The Carnaval celebrations in Buenos Aires consist of murgas and corsos. The corsos are the parades, and murga refers to the art, or the song and dance, and the community-based groups that perform it. The celebrations are a mix of loud drum beats, singing, flamboyant costumes laden with fringe and people moving in what looks like a mix of fluid break dancing and capoeira, touching the ground and kicking high. People of all ages come out, and children, as well as some adults, sprint around the periphery, spraying each other mercilessly with foam, shrieking and giggling. (Enter corso/murga territory at your own risk. My friends and I were doused, but it’s all in good fun and quickly dissolves without a trace.) The photos below are from the corso I attended in Palermo, on Darwin between Gorriti and Cabrera streets.
One of my good friends from college, an anthropology major, wrote her senior thesis about murga, based on research she conducted and collected here in Buenos Aires. Funny enough, she is currently living in another Carnival capital, New Orleans. While she understandably couldn’t send me an email on Mardi Gras, she was kind enough to send me one the following day. Here’s an excerpt:
Murga is a form of popular art — that is, of the people. Murgas are groups that form according to neighborhood, and largely represent the neighborhoods from which they come, though people from all over the city are welcome to join.
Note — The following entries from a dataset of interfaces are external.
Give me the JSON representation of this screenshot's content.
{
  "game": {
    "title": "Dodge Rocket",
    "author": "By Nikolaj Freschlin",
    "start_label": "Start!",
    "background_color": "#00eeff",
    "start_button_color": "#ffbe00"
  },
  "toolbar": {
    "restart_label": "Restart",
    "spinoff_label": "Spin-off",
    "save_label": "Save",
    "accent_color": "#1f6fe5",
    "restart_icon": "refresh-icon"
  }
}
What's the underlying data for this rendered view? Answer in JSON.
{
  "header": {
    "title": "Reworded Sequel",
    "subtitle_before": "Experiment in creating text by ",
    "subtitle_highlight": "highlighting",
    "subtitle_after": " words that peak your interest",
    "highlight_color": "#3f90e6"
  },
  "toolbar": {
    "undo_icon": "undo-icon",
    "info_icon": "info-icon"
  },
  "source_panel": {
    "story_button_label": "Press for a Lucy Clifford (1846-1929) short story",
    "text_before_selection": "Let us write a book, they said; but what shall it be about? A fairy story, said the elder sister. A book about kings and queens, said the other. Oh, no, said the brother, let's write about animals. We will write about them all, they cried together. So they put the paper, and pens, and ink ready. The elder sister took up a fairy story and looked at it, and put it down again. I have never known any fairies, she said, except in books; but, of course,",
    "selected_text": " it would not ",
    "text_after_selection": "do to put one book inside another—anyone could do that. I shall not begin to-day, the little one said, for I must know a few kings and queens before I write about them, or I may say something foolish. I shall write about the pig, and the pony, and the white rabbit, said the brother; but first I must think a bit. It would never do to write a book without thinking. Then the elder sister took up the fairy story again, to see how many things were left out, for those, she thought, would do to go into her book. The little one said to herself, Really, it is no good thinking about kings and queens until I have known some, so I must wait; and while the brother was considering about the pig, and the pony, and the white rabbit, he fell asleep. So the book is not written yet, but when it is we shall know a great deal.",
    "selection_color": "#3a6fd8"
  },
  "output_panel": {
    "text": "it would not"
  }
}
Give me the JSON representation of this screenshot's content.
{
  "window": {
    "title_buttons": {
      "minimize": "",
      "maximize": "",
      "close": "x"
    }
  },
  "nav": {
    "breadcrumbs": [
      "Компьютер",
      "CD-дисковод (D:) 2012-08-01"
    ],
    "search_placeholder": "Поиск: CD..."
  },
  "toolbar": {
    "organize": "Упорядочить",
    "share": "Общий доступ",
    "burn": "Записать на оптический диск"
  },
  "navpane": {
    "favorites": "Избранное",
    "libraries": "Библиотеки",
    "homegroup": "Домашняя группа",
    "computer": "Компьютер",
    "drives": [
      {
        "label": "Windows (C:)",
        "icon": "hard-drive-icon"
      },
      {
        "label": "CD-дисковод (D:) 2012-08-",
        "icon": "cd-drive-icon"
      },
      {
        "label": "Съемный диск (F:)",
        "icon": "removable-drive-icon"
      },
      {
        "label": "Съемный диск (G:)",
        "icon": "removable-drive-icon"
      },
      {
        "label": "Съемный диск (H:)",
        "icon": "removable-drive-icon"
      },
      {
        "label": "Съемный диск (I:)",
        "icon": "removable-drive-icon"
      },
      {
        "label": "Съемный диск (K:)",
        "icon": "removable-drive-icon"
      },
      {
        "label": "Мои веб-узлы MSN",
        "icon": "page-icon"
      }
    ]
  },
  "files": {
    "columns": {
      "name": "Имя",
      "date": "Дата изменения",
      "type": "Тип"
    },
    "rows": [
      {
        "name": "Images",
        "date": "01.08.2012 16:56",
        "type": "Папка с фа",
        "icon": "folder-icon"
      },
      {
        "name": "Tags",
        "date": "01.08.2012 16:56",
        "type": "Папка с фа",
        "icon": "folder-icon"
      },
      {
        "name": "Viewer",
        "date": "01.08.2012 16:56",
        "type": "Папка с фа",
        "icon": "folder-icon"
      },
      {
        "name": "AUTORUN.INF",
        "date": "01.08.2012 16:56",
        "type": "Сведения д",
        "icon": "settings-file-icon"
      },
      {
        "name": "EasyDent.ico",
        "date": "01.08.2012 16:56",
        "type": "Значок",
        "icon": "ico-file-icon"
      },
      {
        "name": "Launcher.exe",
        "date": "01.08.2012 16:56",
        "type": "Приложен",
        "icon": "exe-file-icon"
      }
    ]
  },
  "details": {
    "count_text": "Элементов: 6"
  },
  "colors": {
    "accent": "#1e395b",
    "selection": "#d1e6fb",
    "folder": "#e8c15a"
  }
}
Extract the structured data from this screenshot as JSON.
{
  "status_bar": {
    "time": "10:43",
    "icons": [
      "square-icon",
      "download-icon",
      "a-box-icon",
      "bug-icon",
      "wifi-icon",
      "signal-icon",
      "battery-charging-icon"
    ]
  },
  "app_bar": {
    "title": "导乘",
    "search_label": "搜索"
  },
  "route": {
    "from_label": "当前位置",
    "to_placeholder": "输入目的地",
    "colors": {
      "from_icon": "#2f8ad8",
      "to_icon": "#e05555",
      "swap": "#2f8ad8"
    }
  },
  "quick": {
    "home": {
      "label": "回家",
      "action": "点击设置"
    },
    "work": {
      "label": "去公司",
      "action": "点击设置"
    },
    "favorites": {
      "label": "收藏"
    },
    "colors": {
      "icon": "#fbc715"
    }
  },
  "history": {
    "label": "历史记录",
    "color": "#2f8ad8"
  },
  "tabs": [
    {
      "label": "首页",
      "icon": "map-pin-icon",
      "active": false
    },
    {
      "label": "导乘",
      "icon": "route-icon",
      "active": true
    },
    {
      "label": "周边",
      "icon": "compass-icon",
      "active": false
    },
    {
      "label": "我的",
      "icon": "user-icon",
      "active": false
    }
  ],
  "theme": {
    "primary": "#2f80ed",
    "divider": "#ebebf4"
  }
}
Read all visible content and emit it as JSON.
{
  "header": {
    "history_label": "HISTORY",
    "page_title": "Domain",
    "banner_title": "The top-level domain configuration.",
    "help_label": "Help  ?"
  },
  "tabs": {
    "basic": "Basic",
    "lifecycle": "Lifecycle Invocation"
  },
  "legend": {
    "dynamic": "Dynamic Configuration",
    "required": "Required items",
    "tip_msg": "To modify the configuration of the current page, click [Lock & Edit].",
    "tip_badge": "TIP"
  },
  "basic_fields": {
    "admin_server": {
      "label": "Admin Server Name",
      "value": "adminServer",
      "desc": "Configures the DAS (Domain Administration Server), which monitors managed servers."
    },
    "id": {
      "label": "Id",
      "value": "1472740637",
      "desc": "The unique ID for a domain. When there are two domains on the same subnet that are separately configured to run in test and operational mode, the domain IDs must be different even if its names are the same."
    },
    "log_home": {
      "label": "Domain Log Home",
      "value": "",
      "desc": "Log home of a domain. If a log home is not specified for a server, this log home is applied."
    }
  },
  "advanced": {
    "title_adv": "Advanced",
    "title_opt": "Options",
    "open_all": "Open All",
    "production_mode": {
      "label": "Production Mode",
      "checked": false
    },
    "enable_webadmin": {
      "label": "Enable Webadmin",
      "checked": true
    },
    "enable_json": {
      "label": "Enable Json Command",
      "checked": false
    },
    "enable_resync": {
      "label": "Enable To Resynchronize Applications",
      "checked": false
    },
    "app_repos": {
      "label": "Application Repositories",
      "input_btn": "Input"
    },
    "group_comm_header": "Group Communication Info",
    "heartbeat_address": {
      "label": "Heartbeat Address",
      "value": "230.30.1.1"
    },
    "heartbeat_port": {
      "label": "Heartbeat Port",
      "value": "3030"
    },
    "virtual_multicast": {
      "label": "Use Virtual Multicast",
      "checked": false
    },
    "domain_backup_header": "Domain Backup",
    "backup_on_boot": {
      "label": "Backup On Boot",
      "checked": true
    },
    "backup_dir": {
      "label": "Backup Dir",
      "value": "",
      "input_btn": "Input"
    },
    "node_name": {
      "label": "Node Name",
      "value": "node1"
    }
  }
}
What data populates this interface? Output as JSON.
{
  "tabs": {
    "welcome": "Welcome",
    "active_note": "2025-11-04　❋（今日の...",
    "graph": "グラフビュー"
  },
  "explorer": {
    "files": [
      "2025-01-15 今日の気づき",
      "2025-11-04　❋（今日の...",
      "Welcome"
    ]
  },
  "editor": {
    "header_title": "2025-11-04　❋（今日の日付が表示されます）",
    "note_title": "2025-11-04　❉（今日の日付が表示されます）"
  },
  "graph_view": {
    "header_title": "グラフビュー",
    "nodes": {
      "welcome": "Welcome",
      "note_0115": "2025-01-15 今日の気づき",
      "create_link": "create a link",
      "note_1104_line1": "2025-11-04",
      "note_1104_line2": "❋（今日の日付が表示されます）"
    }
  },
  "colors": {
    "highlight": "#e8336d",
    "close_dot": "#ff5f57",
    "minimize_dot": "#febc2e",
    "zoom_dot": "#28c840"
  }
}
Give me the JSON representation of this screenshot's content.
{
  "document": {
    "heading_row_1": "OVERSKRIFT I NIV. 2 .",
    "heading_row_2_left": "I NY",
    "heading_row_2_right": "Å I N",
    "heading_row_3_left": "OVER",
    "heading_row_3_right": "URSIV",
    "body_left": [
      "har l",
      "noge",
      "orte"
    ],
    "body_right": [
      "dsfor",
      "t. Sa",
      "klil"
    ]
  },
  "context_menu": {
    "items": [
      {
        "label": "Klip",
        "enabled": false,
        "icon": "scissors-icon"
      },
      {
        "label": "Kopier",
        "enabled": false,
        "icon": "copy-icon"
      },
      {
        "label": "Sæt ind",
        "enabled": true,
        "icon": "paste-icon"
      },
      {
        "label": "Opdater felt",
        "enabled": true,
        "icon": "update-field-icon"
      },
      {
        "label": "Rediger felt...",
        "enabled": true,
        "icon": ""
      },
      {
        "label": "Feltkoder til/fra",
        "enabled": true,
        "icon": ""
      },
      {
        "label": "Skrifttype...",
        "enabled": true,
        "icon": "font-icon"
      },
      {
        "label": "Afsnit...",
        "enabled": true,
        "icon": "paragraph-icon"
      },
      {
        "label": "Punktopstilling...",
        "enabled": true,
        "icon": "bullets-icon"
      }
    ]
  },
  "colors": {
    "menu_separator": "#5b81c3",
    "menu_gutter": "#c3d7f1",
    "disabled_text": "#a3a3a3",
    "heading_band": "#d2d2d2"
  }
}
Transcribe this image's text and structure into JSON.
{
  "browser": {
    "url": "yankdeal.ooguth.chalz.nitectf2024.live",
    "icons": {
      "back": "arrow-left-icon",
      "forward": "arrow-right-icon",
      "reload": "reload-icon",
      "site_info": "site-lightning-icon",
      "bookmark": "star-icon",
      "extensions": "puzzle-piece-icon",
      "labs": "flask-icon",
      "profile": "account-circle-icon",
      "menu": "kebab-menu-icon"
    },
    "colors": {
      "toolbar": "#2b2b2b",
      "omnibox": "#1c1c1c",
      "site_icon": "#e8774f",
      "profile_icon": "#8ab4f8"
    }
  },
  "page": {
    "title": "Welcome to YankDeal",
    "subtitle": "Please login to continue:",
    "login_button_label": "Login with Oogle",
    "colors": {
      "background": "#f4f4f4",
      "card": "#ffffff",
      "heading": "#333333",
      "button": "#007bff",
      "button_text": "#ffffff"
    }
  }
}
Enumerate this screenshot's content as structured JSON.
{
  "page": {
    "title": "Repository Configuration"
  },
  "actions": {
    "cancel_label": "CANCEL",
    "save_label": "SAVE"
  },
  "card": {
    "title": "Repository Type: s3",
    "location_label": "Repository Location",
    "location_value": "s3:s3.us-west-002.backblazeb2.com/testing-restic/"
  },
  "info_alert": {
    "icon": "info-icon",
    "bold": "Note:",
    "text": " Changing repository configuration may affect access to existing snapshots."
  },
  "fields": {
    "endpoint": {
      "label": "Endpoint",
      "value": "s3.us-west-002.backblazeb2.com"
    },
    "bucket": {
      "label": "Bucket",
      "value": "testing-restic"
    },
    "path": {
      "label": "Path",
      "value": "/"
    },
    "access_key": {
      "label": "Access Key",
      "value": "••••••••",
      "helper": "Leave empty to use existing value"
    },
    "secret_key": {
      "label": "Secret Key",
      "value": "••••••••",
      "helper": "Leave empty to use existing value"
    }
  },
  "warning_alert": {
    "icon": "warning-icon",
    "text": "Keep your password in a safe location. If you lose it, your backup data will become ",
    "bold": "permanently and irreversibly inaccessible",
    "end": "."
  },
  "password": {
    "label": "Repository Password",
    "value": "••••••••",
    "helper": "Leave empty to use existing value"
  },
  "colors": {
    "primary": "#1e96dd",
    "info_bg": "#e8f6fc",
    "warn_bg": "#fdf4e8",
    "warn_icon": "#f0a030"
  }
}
Murgas come together year-round to practice murga, which involves dancing, drumming and singing (less musical, more parody-esque; one song type of song that murgas sing is called a crítica and jokes or parodies current events and figureheads). In one way, the goal of a murga is to salir en las calles durante todo el Carnaval (go out on the streets for all of Carnaval). But the community that forms year-round through a murga is also essential.
Coming Friday: Video of the Palermo murga from March 7, 2011 and information about cultural tensions related to murga, thanks to our resident scholar and my friend, Elena.
–Karina for TKGO, with the much-appreciated expertise of Elena Pinksy